Fibonacci Numbers Spelled Out
by Ivan Galkin,
U.MASS Lowell
Materials for 91.503 Algorithms
"Spelled Out" series contains all derivations usually
omitted by gurus and left for the reader to agonize over. Spelled out documents
are written in a free style to ease the pain. 
1. Fibonacci Numbers, or "How many rabbits will you get after a year?"
Here they are:
0, 1, 1, 2, 3, 5, 8, 13, 21, 34, ...
each number is a sum of two previous.
We can write a difference equation for Fibonacci numbers as:

(1)

2. Generating Function Approach
A useful way to describe an integer sequence is to construct a generating
function B(x):

(2)

whose coefficients b_{i} are the sequence.

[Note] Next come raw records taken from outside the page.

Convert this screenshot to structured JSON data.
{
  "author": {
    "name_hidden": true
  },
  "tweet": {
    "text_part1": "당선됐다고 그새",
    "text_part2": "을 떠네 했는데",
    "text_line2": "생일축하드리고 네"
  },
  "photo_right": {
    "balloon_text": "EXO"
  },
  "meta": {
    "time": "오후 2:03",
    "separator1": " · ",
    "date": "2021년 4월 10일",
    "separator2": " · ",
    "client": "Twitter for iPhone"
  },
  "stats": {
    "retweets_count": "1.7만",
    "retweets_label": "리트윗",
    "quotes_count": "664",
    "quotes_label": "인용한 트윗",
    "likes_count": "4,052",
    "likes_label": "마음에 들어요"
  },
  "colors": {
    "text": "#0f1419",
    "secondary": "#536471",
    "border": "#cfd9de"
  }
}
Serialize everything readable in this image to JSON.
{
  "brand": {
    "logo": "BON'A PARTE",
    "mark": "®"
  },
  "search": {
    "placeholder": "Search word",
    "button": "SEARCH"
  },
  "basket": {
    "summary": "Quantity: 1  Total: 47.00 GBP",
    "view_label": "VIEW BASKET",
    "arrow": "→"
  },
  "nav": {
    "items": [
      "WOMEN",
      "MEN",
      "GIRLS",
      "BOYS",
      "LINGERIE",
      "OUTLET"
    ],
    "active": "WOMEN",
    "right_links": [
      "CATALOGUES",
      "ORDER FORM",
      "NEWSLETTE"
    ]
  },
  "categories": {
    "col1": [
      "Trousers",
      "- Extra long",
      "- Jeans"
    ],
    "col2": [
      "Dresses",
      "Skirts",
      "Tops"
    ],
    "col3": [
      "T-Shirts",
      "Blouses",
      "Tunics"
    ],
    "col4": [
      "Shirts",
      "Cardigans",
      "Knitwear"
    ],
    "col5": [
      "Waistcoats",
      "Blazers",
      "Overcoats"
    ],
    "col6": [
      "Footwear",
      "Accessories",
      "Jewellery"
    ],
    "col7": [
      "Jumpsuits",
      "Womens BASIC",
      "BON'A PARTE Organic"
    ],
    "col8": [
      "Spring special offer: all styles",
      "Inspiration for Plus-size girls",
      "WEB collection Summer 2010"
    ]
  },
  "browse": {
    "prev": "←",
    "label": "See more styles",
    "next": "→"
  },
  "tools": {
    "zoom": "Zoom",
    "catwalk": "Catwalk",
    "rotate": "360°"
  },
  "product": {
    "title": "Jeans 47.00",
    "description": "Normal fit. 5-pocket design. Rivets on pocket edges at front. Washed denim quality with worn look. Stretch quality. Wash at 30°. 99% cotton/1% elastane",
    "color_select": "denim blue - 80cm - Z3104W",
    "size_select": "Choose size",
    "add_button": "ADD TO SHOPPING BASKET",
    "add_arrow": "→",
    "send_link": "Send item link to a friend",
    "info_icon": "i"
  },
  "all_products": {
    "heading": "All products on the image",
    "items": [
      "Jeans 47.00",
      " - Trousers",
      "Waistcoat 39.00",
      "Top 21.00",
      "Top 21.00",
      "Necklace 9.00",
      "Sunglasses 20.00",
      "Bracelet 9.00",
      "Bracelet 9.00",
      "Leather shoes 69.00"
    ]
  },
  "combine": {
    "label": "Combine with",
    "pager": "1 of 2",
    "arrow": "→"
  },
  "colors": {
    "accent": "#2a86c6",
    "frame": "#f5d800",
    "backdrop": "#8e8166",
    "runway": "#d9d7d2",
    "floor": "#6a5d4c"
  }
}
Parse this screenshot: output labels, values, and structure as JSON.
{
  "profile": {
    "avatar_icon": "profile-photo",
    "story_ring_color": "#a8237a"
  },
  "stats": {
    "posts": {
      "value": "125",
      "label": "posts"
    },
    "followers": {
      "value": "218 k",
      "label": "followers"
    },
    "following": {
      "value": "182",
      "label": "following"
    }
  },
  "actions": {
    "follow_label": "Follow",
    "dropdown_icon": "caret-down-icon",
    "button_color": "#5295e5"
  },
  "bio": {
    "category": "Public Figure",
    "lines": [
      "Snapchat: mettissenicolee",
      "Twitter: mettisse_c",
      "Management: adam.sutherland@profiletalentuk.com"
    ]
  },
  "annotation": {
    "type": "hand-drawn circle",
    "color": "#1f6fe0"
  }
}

B(x)
is a power series over a purely formal variable x. ("Power" series
just indicates that the powers of x are used in the series.)
The whole point of building B(x) is to figure out an analytic
formula for those b_{i}. The usual trick is to find a closed
form expression for B(x) and tweak it.
2.1 Closedform expression
Some power series are able to converge to an expression which does not
include infinite summation anymore. For instance, an infinite sequence
of the numbers (dear to our hearts):
1, 2, 4, 8, 16, 32, 64, 128, 256 ...
can be represented by a generating function:
which can be, suprisingly, put in a closed form:
For this to happen, x must be less than 1  otherwise the sum terms grow
and it can not converge.
Just to give us a feeling, let's select x = 0.1:
It works!
A popular closed form expression


(3)

2.2 Closedform Expression for Fibonacci Numbers' Generating Function
So the idea is to assume a generic generating function (2) with coefficients
representing the Fibonacci numbers. Now we have to find some regularity
in the behavior of the coefficients.
Here's the trick:

(4)

And this is a closedform expression for the Fibonacci numbers' generating
function.
The point here is that generating function turns the recursive equation
(1) with two boundary conditions into something more managable.And it is
because it can kinda transform (n1) terms into xB(x),
(n2) into x^{2}B(x), etc.
2.4. Verifying ClosedForm Expression for Fibonacci #s GF by Long Division
Well, I studied "stolbikom" division in USSR, so I apologize if my arrangement
on the paper look confusing to you. It sure does to me. Check here
for a polynomial division example I used to figure out US notation.
The point is  here's our sequence 1, 1, 2, 3,
... er, where do I look for the answer, again? Oh well, the
top line. Now we see how GFs work  if we expand them in series over x^{n},
the original sequence is generated.
2.5. Expanding Closedform Expression for GF
The next step is to find a good (closedform) expression for kth
Fibonacci number. The basic idea is to expand the closedform expression
for GF (4) back to the infinite power series. Well, there is a generic
way of expanding a ratio of polynomials into Taylor series around the poles.
Instead, we can use (courtesy of Bernulli) algebraic manipulation which
shall reduce (4) into a form of some known generating function expansion
(like (3)):
We shall find these a and b for the case of Fibonacci GF
(4).
1. First, we have to split quadratic polynomial in the denominator of
(4):
2. It really helps at this point to introduce a "Golden
Section" or "Divine Proportion", F:
After that our generating function becomes:
This is not good enough: we need constructions ( 1  bx ) in the
denominator. So our next trick is:
3.
4. Now, we split the fraction

(6)

5. And, finally, we compare (6) to (3) to conclude:
Here are our Fibonacci numbers:
Fibonacci Numbers, closedform

(7)

3. Characteristic Polynomial Approach
Another techcnique of solving difference equation (1) is to let F_{n}
to be a characteristic polynomial r^{n}, which appears to
quickly reduce (1) to
These roots are different from what we had in Section 2.The general solution
to equation F_{n} = r^{n} will be all
possible combinations of roots r_{1} and r_{2}:
Constants A and B can be found from the boundary conditions
F_{0}=0 and F_{1}=1:
So we arrive at familiar expression for Fibonacci numbers (7).